Imagine yourself living in a home for more than half your life and then being forced to go back to your previous address.
Obviously people move for a reason, as do those immigrants that leave their homeland to come to America.
Everyone asks “Why?” The main reason seems to revolve around the idea that more opportunities will await them in our great country.
But how much can they benefit from it if they are labeled “illegals” and are prevented from obtaining things like a drivers license—a piece of plastic from the DMV granting permission to drive—and having to fear getting deported if caught without one.
We learn in school that since the founding of this nation immigration has been a topic of debate in the United States. Now in 2012, an election year, this remains one of the hottest issues, especially with President Obama’s administration’s change to U.S. immigration policy.
Back in June, Obama announced that starting mid-August illegal immigrants who came to the U.S. before they were 16—and are younger than 30—would be able to apply for a temporary work permit that would defer their deportation for two years.
Applicants for the work permit must have no major criminal offenses, have been in the country for at least five continuous years, have graduated from a U.S. high school or earned a GED, or served in the military.
The program, along with the DREAM Act, makes illegal immigrants eligible for a driver’s license, a Social Security number, a professional license and financial aid for college for a mere $465 fee.
Although the benefits provided are valuable for those who are eligible, these changes are not permanent and the intentions behind it are questionable.
First and foremost these temporary changes to the country’s immigration policy can change if a new president is elected. Republican presidential nominee Mitt Romney has stated several times that he does not agree with Obama’s change or his use of an executive order to implement it. Romney has not blatantly announced that if elected he would reverse the work permit and deportation deferral program, but executive orders like this policy change can be overturned.
Dave Kraljic, a writer for Votetoracy.com, explained in one of his analysis that Obama overturned an executive order George W. Bush put in place regarding abortion.
Kraljic writes that it has “become a form of tug of war between the Republican Party and Democratic Party.” With a total of three over turnings from succeeding presidents after Ronald Reagan in 1984, the same can happen to Obama’s executive order to change the U.S. immigration policy.
This controversial issue could be the next “tug of war” between the two parties.

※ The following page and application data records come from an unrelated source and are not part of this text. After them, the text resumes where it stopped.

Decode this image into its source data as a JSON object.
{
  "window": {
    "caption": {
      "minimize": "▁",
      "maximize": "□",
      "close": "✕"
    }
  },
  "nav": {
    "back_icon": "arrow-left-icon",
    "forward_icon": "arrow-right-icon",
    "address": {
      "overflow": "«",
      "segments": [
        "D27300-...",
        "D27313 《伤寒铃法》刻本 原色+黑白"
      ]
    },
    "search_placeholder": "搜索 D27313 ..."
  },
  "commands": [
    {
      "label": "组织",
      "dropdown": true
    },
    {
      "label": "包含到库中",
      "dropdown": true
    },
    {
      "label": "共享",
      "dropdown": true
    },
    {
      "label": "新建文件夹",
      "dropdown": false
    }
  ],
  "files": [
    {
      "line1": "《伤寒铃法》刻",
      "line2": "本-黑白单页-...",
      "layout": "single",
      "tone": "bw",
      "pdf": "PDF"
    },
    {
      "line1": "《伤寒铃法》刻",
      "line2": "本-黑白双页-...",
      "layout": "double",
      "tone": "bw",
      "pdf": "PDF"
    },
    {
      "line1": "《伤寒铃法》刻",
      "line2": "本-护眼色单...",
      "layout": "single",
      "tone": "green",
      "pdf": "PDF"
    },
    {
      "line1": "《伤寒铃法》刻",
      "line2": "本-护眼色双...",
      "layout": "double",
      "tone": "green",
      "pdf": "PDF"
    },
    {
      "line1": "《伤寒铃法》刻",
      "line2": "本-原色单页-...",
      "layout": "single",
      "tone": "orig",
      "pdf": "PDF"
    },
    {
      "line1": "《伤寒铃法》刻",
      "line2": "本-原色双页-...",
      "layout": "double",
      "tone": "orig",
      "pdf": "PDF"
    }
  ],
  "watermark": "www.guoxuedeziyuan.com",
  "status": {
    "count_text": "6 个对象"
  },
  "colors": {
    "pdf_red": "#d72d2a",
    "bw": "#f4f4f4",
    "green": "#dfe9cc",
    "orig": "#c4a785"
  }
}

It is no wonder that immigrants fear that if they do apply for a work permit that their personal information might be held against them if the policy does not continue. Applicants are scared that their information, and their family members’, might get them deported in the future.
Personal information applicants must provide on the six-page application requires them to prove they meet the program’s long list of requirements.
In a recent Los Angeles Times article it was reported that, “Some people seeking old work records or pay stubs face resistance from employers fearful that their businesses could be prosecuted for hiring an illegal worker. Undocumented workers who submit paperwork with fake Social Security numbers are in a gray area.”
Exposing these illegal actions may cause problems in the future for immigrants that were just trying to make an honest living and employers who wanted to help.
It is not unreasonable for illegal immigrants to have this concern and explains why less than half of the people expected have applied for the deportation deferral program.
According to the LA Times article, “U.S. Citizenship and Immigration Services officials had prepared to process 300,000 applications from young illegal immigrants by Oct. 1. But only about 120,000 people have applied so far.”
After Obama’s executive order I have also noticed that legal services and lawyers have increased their promotion of immigration services. It seems like a rather large coincidence.
The reality: legal advertising increased because immigrant’s fears are justified.
Americans question if this change was something on Obama’s agenda or just a stunt to expand his voter base. This is why legal services are focusing in on the work permit policy and collecting as much information to protect immigrants.
Coming from a family with members who immigrated from both Mexico and China I can see where these concerns are coming from.
As of now it seems there’s a risk immigrants are taking applying for this. These short-term benefits will not be a long-term solution.